[Provided information Boundary: Start]
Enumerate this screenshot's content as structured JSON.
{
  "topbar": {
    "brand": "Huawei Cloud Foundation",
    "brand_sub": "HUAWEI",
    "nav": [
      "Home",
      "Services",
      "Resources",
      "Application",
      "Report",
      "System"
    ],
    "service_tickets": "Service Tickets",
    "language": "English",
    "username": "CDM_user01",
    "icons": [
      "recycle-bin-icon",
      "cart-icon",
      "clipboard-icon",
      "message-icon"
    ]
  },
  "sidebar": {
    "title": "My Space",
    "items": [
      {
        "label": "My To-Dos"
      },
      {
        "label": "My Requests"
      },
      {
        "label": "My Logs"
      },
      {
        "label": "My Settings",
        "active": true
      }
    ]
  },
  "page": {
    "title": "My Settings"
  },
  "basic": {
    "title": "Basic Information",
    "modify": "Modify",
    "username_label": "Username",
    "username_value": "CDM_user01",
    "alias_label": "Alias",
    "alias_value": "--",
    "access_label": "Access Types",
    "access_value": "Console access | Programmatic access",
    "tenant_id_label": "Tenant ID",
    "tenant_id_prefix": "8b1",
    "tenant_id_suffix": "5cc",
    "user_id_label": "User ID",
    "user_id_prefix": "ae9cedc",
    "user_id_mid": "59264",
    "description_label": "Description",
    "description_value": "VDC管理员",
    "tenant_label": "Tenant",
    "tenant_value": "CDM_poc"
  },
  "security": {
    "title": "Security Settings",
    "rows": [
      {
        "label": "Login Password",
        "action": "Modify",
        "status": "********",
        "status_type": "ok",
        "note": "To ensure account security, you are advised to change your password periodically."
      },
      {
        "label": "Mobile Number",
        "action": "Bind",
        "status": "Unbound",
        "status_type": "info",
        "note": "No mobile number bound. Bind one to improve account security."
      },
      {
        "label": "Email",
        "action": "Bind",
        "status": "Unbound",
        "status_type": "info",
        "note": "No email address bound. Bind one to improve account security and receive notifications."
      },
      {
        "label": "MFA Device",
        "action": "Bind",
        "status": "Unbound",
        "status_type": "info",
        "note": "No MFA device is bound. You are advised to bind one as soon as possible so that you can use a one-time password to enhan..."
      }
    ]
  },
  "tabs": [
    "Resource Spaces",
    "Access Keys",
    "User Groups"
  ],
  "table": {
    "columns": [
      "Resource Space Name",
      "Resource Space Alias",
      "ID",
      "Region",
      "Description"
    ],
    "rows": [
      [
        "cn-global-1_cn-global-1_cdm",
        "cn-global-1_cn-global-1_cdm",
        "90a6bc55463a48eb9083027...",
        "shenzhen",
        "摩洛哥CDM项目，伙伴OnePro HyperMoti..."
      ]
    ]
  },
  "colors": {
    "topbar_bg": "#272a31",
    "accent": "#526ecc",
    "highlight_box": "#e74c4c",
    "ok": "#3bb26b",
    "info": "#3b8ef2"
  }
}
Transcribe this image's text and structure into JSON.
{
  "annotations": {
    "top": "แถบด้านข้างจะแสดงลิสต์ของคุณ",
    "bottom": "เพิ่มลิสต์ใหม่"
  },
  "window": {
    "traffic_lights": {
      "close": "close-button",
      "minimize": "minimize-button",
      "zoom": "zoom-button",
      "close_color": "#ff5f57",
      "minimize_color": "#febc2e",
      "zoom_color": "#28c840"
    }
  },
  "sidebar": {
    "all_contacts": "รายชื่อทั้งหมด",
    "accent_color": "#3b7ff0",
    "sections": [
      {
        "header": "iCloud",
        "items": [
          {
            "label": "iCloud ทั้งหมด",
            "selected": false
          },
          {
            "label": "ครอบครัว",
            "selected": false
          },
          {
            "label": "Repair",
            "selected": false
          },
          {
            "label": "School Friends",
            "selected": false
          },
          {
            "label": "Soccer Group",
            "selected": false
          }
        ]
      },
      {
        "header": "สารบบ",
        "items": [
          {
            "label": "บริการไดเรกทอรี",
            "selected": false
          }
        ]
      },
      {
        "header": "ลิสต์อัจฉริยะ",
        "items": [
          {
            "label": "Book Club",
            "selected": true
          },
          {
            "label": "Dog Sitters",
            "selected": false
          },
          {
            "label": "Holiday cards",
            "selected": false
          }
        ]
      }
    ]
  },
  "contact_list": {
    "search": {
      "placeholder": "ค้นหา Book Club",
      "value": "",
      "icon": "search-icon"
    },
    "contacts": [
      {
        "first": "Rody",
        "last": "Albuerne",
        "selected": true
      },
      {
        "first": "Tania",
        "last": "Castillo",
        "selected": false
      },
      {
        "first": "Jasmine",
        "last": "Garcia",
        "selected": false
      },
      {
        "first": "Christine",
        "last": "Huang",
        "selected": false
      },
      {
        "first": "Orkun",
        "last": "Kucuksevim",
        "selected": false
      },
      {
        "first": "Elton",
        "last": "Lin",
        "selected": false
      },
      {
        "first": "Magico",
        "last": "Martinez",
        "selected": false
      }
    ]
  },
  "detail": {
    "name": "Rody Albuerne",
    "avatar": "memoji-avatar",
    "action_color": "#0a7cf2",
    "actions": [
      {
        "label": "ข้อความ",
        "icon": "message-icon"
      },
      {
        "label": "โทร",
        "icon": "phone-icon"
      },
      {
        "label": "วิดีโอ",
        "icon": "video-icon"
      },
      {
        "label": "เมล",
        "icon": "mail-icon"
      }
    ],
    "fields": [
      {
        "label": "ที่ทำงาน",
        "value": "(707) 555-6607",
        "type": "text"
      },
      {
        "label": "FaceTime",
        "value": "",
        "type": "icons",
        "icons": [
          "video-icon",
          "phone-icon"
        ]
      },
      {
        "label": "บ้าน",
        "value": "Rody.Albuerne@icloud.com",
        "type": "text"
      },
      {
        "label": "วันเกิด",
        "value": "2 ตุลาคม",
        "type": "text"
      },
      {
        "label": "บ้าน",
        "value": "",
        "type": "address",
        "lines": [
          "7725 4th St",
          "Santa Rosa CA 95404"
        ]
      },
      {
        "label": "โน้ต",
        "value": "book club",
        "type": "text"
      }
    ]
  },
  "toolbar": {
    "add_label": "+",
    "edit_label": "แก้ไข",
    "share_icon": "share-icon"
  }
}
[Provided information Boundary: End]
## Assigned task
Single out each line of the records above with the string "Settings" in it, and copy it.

## Solution to the problem
        "label": "My Settings",
    "title": "My Settings"
    "title": "Security Settings",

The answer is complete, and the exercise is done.